> _ENTRIES SUPPLIED_:
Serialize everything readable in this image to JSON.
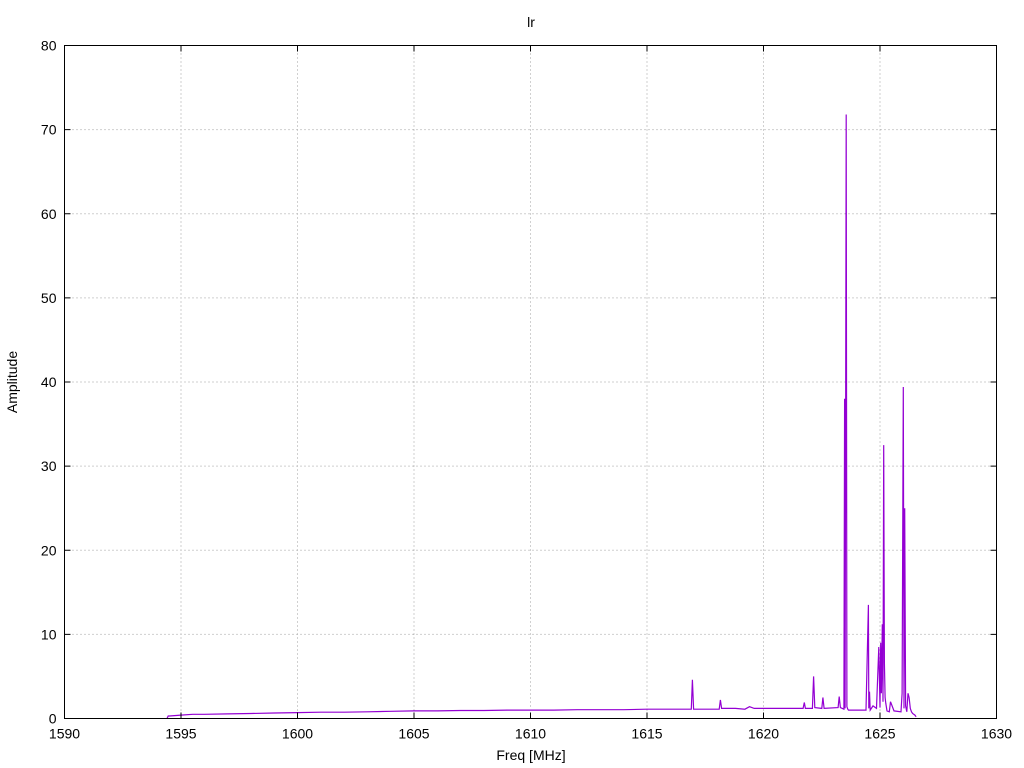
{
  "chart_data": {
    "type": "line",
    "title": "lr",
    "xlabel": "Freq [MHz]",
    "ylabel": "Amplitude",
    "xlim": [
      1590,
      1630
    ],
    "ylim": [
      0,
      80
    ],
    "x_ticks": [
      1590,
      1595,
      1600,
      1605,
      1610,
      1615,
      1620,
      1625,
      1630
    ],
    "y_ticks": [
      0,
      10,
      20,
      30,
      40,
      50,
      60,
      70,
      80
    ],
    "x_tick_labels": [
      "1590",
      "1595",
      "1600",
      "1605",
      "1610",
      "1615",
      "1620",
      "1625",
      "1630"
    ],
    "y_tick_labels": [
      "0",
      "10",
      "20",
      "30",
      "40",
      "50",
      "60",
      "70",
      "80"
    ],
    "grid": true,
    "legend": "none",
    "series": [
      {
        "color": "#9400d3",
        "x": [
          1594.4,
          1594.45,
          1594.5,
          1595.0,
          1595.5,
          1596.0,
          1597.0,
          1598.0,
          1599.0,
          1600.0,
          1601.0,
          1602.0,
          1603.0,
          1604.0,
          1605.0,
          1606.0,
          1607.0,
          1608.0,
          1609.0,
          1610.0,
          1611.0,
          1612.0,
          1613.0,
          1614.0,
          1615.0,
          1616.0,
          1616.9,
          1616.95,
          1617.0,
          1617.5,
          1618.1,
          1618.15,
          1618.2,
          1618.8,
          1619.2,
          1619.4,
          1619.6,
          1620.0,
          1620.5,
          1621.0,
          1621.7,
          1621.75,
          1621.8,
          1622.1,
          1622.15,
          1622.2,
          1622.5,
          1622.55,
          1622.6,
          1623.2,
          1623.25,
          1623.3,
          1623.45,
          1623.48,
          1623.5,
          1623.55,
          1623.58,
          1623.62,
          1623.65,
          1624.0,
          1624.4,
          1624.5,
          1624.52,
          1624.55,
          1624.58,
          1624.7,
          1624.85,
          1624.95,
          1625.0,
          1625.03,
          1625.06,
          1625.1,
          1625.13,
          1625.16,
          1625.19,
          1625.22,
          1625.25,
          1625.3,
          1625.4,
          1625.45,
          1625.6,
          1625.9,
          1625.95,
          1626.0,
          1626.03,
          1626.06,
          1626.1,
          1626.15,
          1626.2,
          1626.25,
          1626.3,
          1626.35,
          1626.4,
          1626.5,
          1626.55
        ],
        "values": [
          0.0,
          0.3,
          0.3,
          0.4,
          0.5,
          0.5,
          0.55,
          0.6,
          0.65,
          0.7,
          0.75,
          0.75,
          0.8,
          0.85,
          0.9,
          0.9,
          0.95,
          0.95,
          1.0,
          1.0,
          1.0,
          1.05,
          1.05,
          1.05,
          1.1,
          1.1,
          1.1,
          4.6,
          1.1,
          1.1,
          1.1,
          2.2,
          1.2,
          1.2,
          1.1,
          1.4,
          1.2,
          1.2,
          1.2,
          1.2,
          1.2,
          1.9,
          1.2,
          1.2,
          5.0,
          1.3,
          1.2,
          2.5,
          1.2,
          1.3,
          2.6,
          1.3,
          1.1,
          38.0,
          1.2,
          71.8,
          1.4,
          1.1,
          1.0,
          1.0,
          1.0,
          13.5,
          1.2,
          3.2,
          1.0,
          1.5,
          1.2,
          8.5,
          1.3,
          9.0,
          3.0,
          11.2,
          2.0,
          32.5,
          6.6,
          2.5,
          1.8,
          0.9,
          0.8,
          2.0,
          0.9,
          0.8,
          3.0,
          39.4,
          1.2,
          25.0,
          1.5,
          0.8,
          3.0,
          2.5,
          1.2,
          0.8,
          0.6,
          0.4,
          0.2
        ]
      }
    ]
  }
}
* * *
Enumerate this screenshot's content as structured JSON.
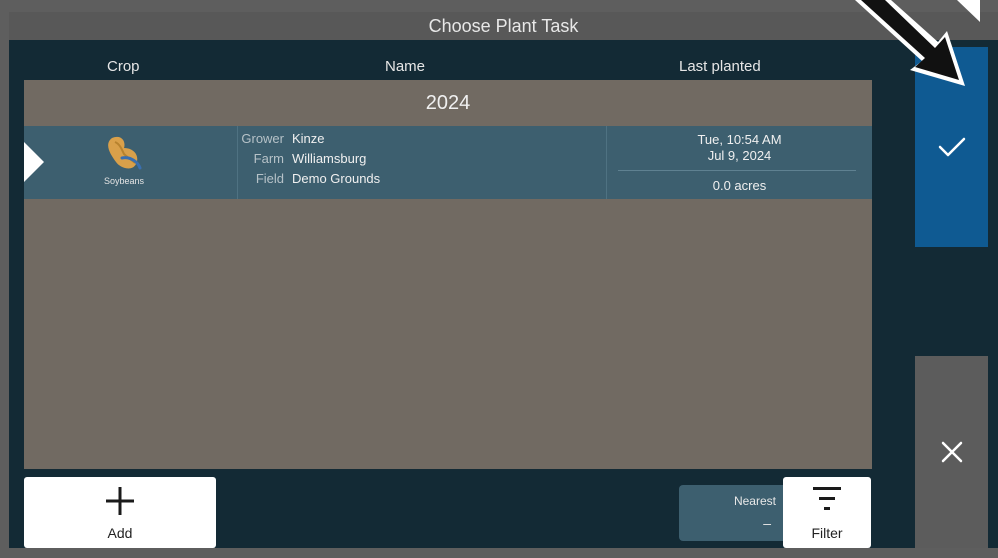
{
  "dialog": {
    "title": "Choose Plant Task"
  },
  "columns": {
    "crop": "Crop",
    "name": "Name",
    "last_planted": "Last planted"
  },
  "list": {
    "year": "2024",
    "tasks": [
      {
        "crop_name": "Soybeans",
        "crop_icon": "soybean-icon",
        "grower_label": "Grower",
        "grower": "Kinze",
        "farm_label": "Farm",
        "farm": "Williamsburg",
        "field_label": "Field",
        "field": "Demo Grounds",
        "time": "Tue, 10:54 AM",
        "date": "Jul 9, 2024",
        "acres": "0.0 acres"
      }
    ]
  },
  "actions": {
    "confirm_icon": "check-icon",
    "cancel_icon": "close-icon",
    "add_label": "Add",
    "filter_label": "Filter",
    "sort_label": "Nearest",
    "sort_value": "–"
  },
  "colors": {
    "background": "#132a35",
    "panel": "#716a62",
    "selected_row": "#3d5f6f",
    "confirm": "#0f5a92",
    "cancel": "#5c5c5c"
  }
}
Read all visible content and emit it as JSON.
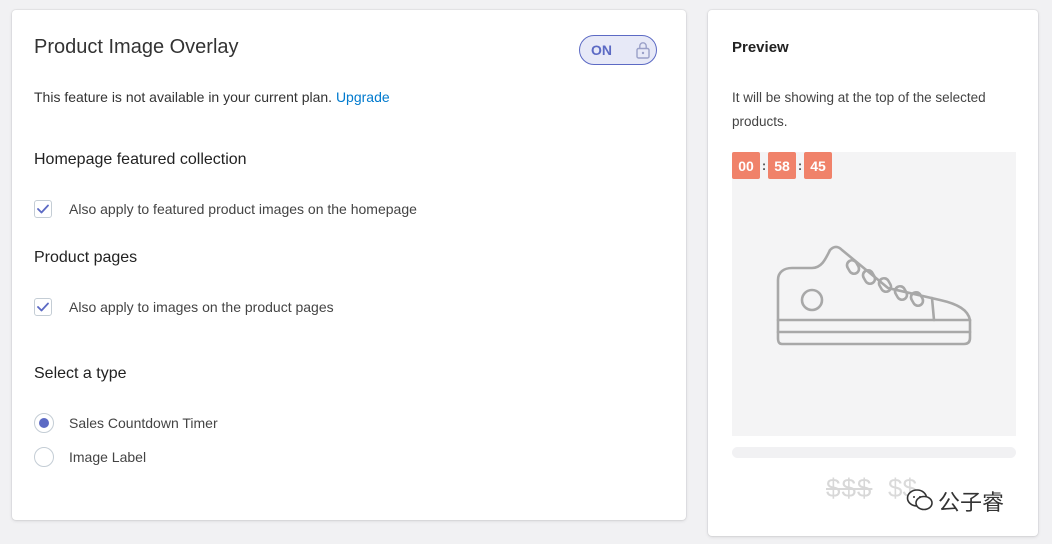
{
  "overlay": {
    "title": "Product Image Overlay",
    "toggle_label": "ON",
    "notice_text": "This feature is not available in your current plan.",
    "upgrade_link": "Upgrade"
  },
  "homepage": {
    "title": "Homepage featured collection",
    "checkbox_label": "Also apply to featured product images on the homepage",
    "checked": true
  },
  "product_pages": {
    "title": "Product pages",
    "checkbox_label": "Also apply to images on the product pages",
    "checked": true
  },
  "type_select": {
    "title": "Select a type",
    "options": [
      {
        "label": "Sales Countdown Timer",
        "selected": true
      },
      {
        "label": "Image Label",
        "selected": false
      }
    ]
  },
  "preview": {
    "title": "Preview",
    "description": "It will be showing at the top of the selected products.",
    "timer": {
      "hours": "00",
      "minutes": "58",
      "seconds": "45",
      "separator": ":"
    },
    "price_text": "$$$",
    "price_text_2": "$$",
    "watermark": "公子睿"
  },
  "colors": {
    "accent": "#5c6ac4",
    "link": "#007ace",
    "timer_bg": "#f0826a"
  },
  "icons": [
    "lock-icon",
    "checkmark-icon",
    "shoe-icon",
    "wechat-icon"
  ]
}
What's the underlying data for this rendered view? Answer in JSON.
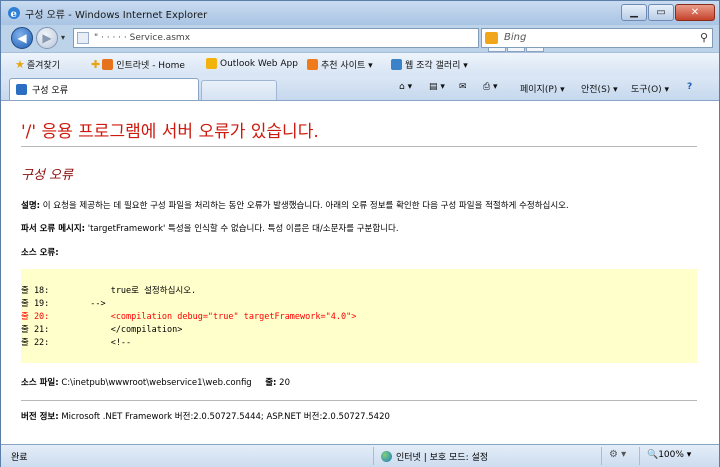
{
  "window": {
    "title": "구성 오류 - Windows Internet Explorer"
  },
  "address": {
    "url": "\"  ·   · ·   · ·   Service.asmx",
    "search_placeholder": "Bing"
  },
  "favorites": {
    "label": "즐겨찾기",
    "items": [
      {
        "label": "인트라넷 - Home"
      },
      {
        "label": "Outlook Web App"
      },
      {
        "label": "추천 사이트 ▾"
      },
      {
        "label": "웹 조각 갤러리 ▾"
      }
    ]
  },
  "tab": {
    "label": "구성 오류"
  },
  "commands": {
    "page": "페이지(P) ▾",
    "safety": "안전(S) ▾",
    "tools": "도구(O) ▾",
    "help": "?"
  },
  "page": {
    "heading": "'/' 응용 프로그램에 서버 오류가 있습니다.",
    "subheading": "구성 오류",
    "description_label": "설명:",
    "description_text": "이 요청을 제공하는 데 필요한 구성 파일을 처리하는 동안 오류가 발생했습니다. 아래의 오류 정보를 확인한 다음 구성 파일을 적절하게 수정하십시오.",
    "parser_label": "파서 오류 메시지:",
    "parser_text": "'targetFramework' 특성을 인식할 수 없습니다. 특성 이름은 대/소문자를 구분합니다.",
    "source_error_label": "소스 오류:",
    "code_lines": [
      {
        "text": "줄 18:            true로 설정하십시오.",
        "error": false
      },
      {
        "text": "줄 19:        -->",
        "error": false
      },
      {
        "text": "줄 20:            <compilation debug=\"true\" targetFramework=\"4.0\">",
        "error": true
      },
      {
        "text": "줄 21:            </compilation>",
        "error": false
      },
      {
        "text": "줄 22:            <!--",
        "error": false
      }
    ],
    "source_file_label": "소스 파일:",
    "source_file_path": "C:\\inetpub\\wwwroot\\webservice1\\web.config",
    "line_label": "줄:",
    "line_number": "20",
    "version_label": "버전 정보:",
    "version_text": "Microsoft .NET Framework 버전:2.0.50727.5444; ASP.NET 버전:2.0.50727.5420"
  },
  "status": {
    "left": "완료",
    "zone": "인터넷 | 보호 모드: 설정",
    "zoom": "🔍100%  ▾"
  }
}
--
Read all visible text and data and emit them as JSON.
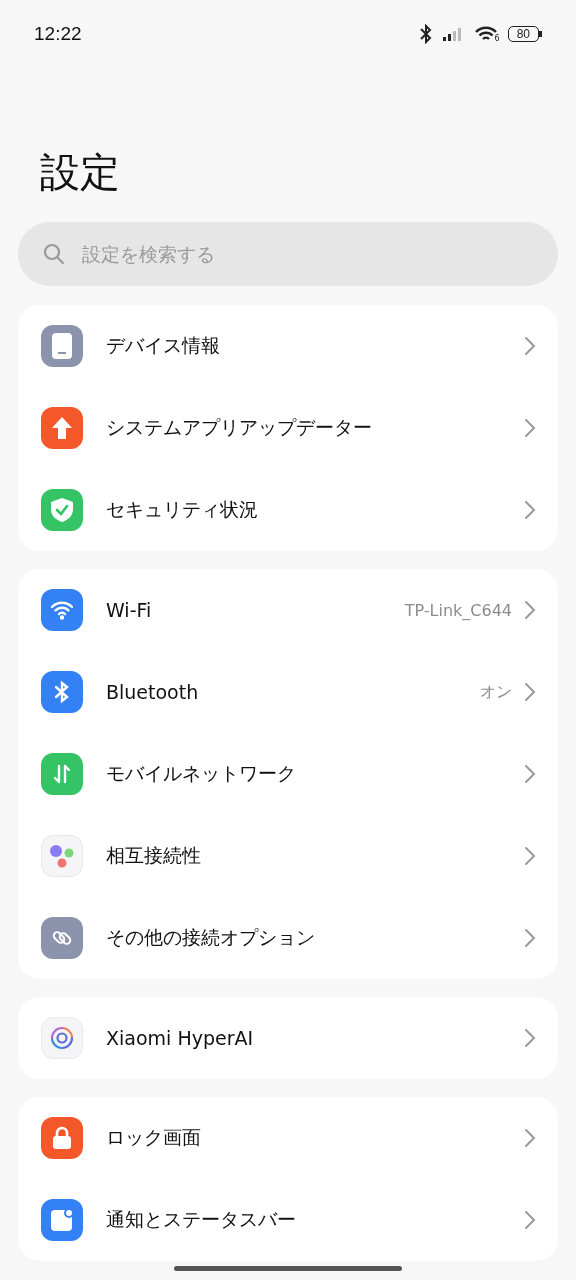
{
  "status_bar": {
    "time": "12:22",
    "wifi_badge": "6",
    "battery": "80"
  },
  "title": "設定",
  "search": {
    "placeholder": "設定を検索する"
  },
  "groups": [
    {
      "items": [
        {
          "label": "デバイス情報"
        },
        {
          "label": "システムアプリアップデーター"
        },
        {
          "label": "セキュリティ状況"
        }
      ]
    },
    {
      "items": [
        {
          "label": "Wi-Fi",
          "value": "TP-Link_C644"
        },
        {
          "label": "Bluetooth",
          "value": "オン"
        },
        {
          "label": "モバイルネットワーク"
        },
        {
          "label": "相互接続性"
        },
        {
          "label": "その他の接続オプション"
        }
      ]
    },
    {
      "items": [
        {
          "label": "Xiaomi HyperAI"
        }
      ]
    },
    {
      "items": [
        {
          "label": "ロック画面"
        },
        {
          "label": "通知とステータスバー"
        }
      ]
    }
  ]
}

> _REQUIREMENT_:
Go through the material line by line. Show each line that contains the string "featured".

> _SOLUTION TO THIS PROBLEM_:
    "title": "Homepage featured collection",
    "checkbox_label": "Also apply to featured product images on the homepage",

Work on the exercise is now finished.